Comparing The Political Leadership Of Lincoln and Davis Essay

655 Words 3 Pages
Comparing The Political Leadership Of Lincoln and Davis

It may seem self- evident that Lincoln was the greater political leader; Lincoln led the winning side while Davis was defeated. It has though, been thought that once the Northern advantages and Southern disadvantages have been considered, that it is possible, that almost anyone could have led the North to victory. If this is so, was it Davis's strong leadership, which ensured that the confederacy survived as long as it did?

Davis's government has inevitably been blamed for the way it ran the war. Certainly it made mistakes. But arguably it was no more mistake prone than Lincoln's government. Nor were the Southerners less dedicated than
…show more content…
The fact that the Union was able to produce both 'guns' and 'butter' helped Northern morale. Most Northerners supported Lincoln and determined to see the war to a victorious conclusion.

With fewer people, far less in the way of industrial capacity, a less well-developed railway system, and with a Northern blockade disrupting trade with Europe, the odds were stacked highly against the Confederacy from start. Moreover, while Lincoln took over a 'going' concern in Washington, Jefferson Davis's administration had to build the confederate government from scratch. To fight- let alone to win- the war, Southerners would need to make a far greater sacrifice than the Northerners. Ultimately the efforts of the Confederate government and the Southern people were in vain. The collapse of Northern morale was the South's best hope of victory.
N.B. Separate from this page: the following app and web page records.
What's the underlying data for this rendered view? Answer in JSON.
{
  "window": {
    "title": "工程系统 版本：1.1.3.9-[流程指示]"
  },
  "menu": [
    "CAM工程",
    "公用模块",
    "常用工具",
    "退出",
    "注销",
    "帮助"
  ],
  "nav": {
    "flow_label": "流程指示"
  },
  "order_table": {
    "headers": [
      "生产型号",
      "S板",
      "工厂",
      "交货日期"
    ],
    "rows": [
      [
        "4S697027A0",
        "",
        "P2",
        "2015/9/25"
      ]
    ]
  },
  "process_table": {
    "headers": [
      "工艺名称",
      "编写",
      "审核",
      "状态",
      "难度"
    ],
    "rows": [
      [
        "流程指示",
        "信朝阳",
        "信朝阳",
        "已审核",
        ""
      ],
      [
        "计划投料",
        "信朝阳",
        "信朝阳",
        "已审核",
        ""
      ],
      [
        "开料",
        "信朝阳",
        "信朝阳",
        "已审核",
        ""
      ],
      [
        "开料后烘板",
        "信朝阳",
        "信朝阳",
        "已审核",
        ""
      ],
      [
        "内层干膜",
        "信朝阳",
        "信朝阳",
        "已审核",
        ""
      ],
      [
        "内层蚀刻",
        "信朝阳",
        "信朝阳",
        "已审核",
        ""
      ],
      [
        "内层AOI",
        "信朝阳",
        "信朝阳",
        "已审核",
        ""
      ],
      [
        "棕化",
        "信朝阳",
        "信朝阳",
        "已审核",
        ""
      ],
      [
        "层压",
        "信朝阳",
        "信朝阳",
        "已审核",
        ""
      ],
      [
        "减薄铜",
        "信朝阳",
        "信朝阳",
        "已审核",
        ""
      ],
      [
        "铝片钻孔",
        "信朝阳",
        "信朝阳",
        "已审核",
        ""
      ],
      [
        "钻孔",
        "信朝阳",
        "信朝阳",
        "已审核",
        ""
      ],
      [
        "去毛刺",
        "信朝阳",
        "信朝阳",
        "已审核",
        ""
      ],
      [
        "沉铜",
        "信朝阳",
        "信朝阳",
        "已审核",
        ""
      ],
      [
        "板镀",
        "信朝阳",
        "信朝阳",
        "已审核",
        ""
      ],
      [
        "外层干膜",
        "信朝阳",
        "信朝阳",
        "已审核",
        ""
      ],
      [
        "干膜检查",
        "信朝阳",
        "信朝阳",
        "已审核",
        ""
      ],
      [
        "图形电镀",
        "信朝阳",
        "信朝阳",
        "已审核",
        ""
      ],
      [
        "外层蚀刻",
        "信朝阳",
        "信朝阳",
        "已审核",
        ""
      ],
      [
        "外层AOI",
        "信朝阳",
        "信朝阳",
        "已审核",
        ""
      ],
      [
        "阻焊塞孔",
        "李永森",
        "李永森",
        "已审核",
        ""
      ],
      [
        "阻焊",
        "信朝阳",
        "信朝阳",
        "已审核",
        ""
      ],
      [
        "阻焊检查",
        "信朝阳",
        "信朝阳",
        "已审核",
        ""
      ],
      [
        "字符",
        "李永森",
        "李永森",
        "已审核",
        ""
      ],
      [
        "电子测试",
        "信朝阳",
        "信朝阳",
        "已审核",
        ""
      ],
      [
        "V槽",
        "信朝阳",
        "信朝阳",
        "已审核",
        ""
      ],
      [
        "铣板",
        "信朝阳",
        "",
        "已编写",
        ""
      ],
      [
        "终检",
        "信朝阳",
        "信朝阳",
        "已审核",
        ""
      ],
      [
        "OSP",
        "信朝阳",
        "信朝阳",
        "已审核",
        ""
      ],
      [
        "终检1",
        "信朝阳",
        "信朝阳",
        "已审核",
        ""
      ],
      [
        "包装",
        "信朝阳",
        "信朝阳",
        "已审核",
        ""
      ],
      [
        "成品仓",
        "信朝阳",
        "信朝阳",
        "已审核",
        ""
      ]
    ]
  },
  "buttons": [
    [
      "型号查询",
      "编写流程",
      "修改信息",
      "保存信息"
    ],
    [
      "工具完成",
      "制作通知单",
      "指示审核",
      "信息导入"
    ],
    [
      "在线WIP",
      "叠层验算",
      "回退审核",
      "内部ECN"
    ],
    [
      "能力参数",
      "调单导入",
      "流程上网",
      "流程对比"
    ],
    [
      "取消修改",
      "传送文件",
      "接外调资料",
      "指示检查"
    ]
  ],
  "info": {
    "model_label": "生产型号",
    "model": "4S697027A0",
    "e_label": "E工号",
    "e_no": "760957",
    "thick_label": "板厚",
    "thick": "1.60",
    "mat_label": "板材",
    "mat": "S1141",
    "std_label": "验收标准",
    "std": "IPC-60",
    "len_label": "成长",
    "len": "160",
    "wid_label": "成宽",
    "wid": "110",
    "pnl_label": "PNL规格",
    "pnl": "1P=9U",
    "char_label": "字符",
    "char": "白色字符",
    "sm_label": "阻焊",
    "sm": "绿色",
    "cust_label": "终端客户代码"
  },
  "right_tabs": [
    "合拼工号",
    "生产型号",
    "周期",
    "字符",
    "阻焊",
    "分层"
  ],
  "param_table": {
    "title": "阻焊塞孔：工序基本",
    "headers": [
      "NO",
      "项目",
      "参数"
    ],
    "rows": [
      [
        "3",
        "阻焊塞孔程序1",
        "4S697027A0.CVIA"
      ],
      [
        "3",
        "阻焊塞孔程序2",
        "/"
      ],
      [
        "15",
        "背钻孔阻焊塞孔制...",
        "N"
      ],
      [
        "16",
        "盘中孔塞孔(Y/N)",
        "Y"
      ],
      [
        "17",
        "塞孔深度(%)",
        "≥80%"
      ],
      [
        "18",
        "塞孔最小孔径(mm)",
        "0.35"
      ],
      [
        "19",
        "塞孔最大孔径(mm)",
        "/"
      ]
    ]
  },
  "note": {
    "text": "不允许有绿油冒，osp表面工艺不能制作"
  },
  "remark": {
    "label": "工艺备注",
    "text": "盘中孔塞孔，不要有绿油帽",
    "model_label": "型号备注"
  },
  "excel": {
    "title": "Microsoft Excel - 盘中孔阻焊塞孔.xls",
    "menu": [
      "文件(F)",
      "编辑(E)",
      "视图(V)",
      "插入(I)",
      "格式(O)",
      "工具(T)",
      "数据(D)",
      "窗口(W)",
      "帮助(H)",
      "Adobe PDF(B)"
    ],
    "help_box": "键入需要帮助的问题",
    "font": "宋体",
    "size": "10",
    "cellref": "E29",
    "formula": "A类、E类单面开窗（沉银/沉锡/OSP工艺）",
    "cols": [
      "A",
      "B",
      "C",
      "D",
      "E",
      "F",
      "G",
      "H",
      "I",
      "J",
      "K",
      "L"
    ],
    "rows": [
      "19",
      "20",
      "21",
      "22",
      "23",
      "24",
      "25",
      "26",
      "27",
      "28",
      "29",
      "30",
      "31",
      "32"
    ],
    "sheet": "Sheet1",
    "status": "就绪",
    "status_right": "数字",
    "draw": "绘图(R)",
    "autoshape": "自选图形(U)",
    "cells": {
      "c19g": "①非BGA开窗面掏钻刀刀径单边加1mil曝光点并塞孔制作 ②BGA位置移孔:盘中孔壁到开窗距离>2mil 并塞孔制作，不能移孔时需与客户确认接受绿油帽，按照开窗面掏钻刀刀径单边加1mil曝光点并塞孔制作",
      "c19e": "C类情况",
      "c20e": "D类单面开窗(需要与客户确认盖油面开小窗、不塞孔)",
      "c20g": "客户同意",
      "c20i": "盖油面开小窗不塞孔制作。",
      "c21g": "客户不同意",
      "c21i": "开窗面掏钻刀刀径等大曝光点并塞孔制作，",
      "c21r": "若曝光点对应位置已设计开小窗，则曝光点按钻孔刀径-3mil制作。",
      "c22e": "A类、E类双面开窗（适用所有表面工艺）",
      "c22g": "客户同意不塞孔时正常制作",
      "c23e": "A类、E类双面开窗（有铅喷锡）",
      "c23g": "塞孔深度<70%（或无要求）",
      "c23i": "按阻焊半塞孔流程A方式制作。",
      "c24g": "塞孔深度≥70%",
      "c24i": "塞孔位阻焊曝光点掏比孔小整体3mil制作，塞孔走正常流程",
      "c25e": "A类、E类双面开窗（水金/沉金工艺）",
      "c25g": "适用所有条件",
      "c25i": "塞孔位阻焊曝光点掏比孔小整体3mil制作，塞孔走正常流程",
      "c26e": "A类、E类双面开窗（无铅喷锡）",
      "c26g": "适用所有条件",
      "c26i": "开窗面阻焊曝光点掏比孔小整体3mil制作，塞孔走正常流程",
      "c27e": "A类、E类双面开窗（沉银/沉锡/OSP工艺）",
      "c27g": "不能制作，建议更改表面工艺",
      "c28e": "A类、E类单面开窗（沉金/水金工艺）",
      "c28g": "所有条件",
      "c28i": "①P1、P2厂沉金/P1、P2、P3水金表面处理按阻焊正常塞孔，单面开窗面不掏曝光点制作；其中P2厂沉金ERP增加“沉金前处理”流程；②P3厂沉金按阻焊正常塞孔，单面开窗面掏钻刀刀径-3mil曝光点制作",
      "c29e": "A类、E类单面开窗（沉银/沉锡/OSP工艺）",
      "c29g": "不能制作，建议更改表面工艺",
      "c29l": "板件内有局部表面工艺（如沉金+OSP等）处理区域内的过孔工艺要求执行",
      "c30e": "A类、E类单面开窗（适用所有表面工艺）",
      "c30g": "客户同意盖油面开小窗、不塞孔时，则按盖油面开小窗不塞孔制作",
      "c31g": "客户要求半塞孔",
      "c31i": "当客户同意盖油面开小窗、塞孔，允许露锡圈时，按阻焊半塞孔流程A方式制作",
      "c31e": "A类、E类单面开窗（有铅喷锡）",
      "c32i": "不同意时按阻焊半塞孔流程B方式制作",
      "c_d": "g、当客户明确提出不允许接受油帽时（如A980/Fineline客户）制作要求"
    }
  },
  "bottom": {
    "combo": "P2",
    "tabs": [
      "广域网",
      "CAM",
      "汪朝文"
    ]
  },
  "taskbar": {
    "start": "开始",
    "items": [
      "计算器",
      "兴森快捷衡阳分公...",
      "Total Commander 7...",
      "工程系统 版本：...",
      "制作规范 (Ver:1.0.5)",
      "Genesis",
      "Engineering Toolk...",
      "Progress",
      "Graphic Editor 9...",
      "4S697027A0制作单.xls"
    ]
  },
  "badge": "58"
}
The North on the other hand, with its greater manpower and resources, was always favourite to win the civil war. However, "big battalions" do sometimes lose wars. If Northern Morale had collapsed, as American morale collapsed during the Vietnam War, the union could have been defeated. Resources by themselves do not win wars: they need efficient leadership. Abraham Lincoln was the North's 'top' leader. He was fortunate in that he took over a 'going' concern. But the extent of that concern should not be exaggerated. Before 1861 Americans rarely saw
Open Document